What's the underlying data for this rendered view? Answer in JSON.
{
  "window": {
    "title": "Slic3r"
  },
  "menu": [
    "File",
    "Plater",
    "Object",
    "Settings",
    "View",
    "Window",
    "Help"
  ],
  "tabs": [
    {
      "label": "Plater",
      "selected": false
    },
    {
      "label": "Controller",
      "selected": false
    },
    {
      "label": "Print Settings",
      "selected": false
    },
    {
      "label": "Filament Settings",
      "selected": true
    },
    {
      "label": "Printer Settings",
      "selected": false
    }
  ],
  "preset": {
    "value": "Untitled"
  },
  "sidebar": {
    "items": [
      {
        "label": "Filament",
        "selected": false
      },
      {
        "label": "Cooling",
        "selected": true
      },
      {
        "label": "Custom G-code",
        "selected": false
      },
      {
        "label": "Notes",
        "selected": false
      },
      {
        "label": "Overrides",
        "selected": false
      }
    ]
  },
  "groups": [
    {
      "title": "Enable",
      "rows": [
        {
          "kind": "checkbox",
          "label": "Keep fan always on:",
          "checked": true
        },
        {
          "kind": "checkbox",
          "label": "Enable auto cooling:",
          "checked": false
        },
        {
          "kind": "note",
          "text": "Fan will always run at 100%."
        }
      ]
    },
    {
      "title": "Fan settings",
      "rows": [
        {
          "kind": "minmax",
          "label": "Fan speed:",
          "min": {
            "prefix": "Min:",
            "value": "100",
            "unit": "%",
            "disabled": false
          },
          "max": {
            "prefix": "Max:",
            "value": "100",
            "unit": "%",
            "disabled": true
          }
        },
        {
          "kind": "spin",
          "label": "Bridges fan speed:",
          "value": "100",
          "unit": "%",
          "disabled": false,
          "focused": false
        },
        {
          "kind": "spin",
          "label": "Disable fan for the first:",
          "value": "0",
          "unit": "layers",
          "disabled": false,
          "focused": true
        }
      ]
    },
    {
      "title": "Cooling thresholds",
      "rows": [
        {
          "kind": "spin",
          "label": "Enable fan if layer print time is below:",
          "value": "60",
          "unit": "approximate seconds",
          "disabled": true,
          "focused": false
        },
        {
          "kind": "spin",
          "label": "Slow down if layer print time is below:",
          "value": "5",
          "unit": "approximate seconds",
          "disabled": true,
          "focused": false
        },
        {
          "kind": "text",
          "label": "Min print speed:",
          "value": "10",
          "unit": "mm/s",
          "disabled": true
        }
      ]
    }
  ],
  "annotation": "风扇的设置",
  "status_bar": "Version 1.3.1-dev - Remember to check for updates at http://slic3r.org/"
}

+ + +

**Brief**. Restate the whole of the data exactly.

**Task output**.
What's the underlying data for this rendered view? Answer in JSON.
{
  "window": {
    "title": "Slic3r"
  },
  "menu": [
    "File",
    "Plater",
    "Object",
    "Settings",
    "View",
    "Window",
    "Help"
  ],
  "tabs": [
    {
      "label": "Plater",
      "selected": false
    },
    {
      "label": "Controller",
      "selected": false
    },
    {
      "label": "Print Settings",
      "selected": false
    },
    {
      "label": "Filament Settings",
      "selected": true
    },
    {
      "label": "Printer Settings",
      "selected": false
    }
  ],
  "preset": {
    "value": "Untitled"
  },
  "sidebar": {
    "items": [
      {
        "label": "Filament",
        "selected": false
      },
      {
        "label": "Cooling",
        "selected": true
      },
      {
        "label": "Custom G-code",
        "selected": false
      },
      {
        "label": "Notes",
        "selected": false
      },
      {
        "label": "Overrides",
        "selected": false
      }
    ]
  },
  "groups": [
    {
      "title": "Enable",
      "rows": [
        {
          "kind": "checkbox",
          "label": "Keep fan always on:",
          "checked": true
        },
        {
          "kind": "checkbox",
          "label": "Enable auto cooling:",
          "checked": false
        },
        {
          "kind": "note",
          "text": "Fan will always run at 100%."
        }
      ]
    },
    {
      "title": "Fan settings",
      "rows": [
        {
          "kind": "minmax",
          "label": "Fan speed:",
          "min": {
            "prefix": "Min:",
            "value": "100",
            "unit": "%",
            "disabled": false
          },
          "max": {
            "prefix": "Max:",
            "value": "100",
            "unit": "%",
            "disabled": true
          }
        },
        {
          "kind": "spin",
          "label": "Bridges fan speed:",
          "value": "100",
          "unit": "%",
          "disabled": false,
          "focused": false
        },
        {
          "kind": "spin",
          "label": "Disable fan for the first:",
          "value": "0",
          "unit": "layers",
          "disabled": false,
          "focused": true
        }
      ]
    },
    {
      "title": "Cooling thresholds",
      "rows": [
        {
          "kind": "spin",
          "label": "Enable fan if layer print time is below:",
          "value": "60",
          "unit": "approximate seconds",
          "disabled": true,
          "focused": false
        },
        {
          "kind": "spin",
          "label": "Slow down if layer print time is below:",
          "value": "5",
          "unit": "approximate seconds",
          "disabled": true,
          "focused": false
        },
        {
          "kind": "text",
          "label": "Min print speed:",
          "value": "10",
          "unit": "mm/s",
          "disabled": true
        }
      ]
    }
  ],
  "annotation": "风扇的设置",
  "status_bar": "Version 1.3.1-dev - Remember to check for updates at http://slic3r.org/"
}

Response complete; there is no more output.